_YOUR ASSIGNMENT_: Whenever a line in the entries below contains "icon", copy that line.

_THE DATA_:
──────────

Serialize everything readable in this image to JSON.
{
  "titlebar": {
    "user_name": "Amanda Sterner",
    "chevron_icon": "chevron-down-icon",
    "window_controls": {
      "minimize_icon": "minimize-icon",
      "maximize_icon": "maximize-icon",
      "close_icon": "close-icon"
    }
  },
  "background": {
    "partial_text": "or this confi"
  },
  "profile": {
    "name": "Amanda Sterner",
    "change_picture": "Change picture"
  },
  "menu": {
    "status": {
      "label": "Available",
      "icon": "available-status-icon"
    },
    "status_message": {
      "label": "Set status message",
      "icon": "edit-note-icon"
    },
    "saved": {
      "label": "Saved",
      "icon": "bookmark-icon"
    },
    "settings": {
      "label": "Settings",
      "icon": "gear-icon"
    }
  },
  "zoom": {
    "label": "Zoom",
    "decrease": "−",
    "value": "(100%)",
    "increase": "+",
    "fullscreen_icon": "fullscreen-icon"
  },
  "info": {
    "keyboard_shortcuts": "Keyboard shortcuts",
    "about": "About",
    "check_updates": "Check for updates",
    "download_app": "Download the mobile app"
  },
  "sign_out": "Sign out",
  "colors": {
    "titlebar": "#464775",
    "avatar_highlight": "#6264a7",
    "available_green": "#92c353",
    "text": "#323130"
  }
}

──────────

_REPLY_:
    "chevron_icon": "chevron-down-icon",
      "minimize_icon": "minimize-icon",
      "maximize_icon": "maximize-icon",
      "close_icon": "close-icon"
      "icon": "available-status-icon"
      "icon": "edit-note-icon"
      "icon": "bookmark-icon"
      "icon": "gear-icon"
    "fullscreen_icon": "fullscreen-icon"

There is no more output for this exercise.